-Blame Stops Here. Everyone makes mistakes. We need to teach our children to take responsibility for our own mistakes. Learn from them. Grow from them and don't repeat them! Lol! This is again, where they learn by watching how you handle your own mistakes and those dealing with them. Are you quick to blame someone or something else? Blame is what we use when we don't want to be held accountable for the issue, no matter how big or how small. Do not try to get them out of trouble that they need to be held accountable for. ("It's that Jimmy who is a bad influence on my Steven." "If the teacher would have done this, my Becky wouldn't have done that.) Accountability is a key factor in growing up to be a responsible, productive adult.
- Make Plans! I go back to the fact that we are busy adults and our teens are busy too. And even though their friends may rank higher on the priority list than their parents, you are still important to them and they need to know that they are still important to you. Make plans! Let them know in advance that Thursday night, the two of you are going out to dinner! Or, set up a time WITH them. "Okay, I have Thursday night free, how about you? Can we sneak in dinner between your class and my meeting?" Do something new. Do something traditional. Do something reminiscent of their childhood. Take turns planning! DO SOMETHING!! Have some one-on-one time with each of your kids. They are each unique and valuable. Leave the phones in the car (or promise not to answer them unless in an emergency) It's important.
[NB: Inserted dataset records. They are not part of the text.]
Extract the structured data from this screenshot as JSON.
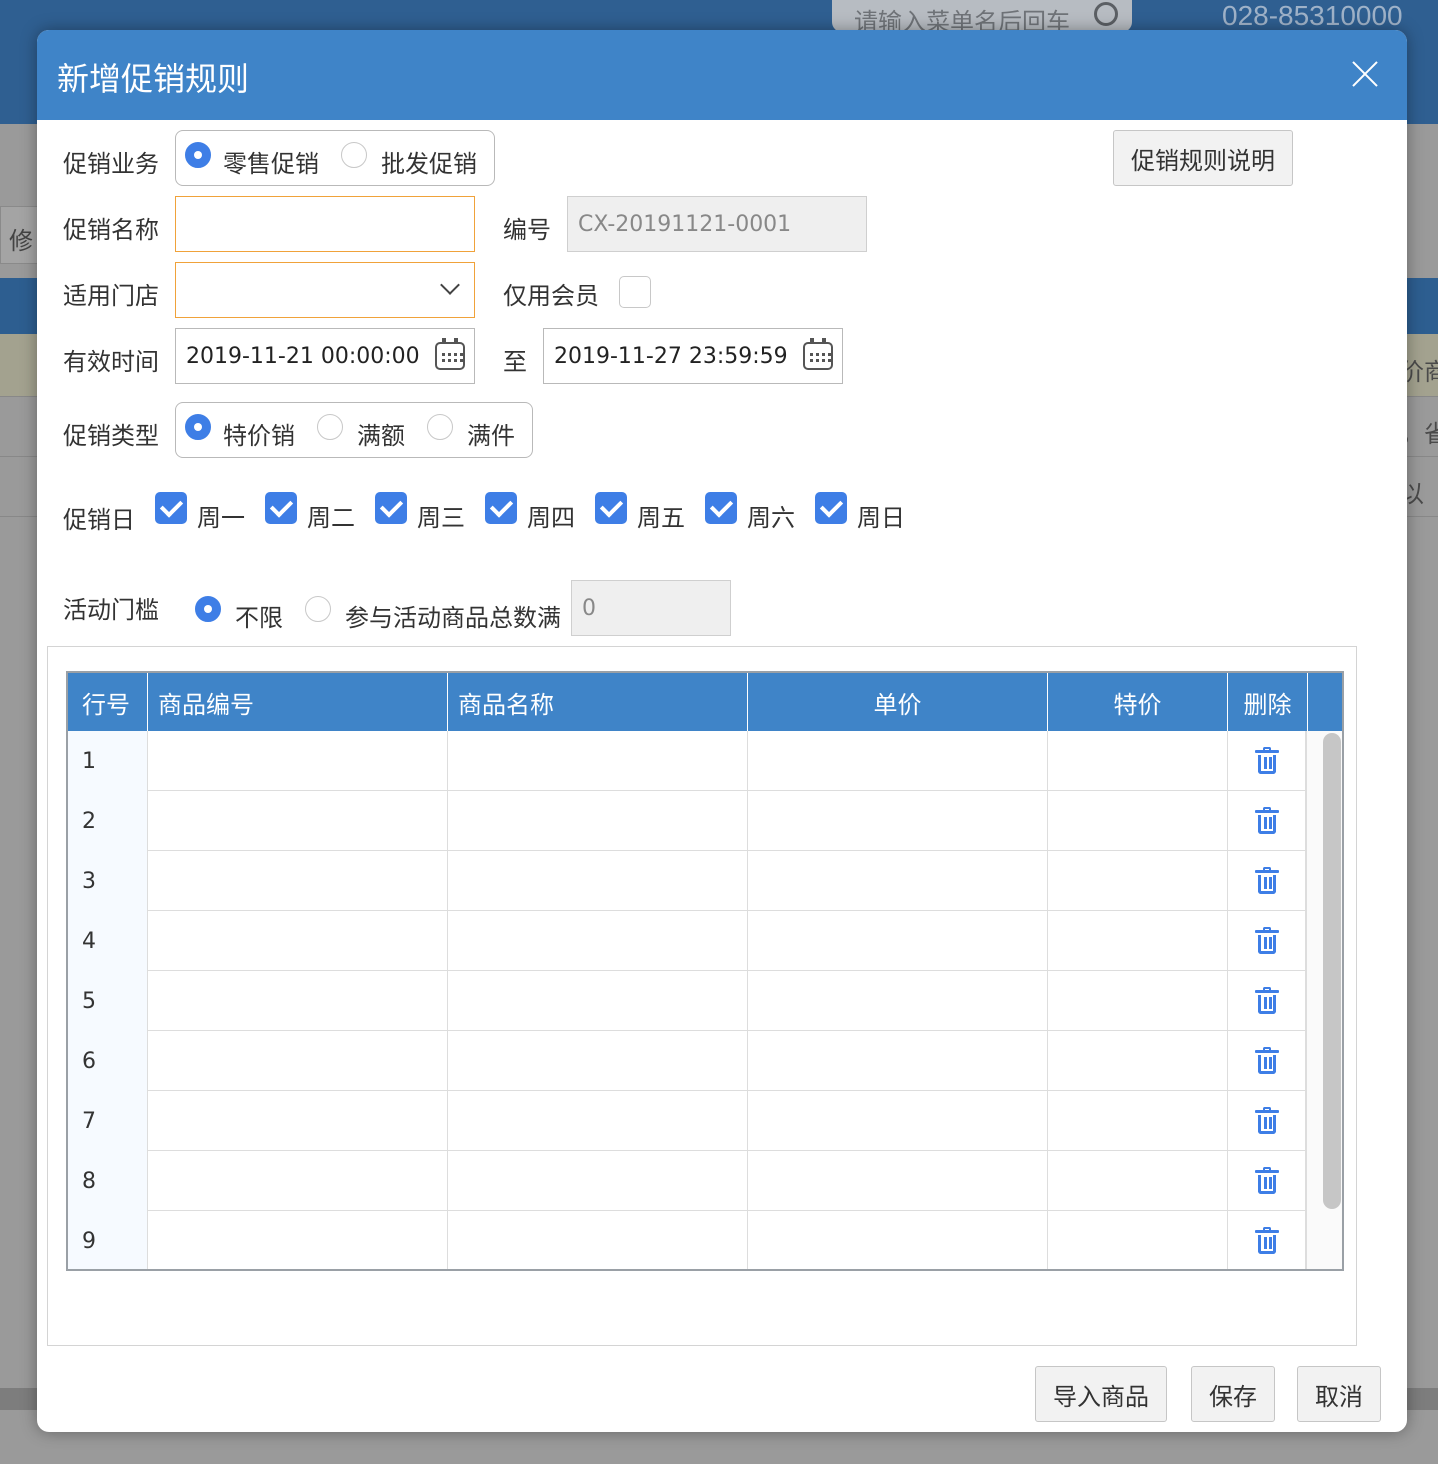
{
  "background": {
    "search_placeholder": "请输入菜单名后回车",
    "phone": "028-85310000",
    "left_button_fragment": "修",
    "right_fragments": [
      "价商",
      "，省",
      "以"
    ]
  },
  "dialog": {
    "title": "新增促销规则",
    "help_button": "促销规则说明",
    "business": {
      "label": "促销业务",
      "options": [
        "零售促销",
        "批发促销"
      ],
      "selected": "零售促销"
    },
    "name": {
      "label": "促销名称",
      "value": ""
    },
    "code": {
      "label": "编号",
      "value": "CX-20191121-0001"
    },
    "store": {
      "label": "适用门店",
      "value": ""
    },
    "members_only": {
      "label": "仅用会员",
      "checked": false
    },
    "valid_time": {
      "label": "有效时间",
      "start": "2019-11-21 00:00:00",
      "separator": "至",
      "end": "2019-11-27 23:59:59"
    },
    "promo_type": {
      "label": "促销类型",
      "options": [
        "特价销",
        "满额",
        "满件"
      ],
      "selected": "特价销"
    },
    "promo_days": {
      "label": "促销日",
      "days": [
        "周一",
        "周二",
        "周三",
        "周四",
        "周五",
        "周六",
        "周日"
      ],
      "checked": [
        true,
        true,
        true,
        true,
        true,
        true,
        true
      ]
    },
    "threshold": {
      "label": "活动门槛",
      "options": [
        "不限",
        "参与活动商品总数满"
      ],
      "selected": "不限",
      "value": "0"
    },
    "grid": {
      "columns": [
        "行号",
        "商品编号",
        "商品名称",
        "单价",
        "特价",
        "删除"
      ],
      "rows": [
        "1",
        "2",
        "3",
        "4",
        "5",
        "6",
        "7",
        "8",
        "9"
      ]
    },
    "footer": {
      "import": "导入商品",
      "save": "保存",
      "cancel": "取消"
    }
  }
}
Even though they may fuss about it, and may even act out WHILE on the parent-date, I promise you, it will be one of their favorite memories. (And if you are a guilt-driven parent, you'll be happy to know that they will kick themselves later for not enjoying the parent time more! Lol!)
- Get it Out, So You Can Let It Go! If there is something wrong, don't let the anger build up. Find a way to solve it. Problems that are left unsolved have every opportunity to fester and only get worse. They rarely "just go away". You and your teen are going to have disagreements. You will not always agree about everything. (More likely, you hardly agree on ANYTHING!) But at least come together to agree to disagree. Find compromise. The best way to push your teen away from you is a dropping-the-hammer attitude. My-way-or-the-highway option... Will NOT turn out well, I promise! Talk through the hurt or the anger or whatever is causing the gap between you. Never, never use it as a manipulation tool. Anger walks a fine line, don't let it cross over into the un-healable side. Your young adult is growing up whether we like it or not and is developing his own personality. You will clash, but there is unconditional love underneath. Tap into it and keep the doors of communication open.
Those were some tough examples, I know. And sometimes those are the ones we sweep under the rug and "worry about it if the subject comes up". My advice is to be prepared for anything! I know that the teenage years are trying and exhausting at times, but they can also be extremely rewarding.
Never let your child wonder for even one single moment if you "still" love him or not. Show. Tell. Do.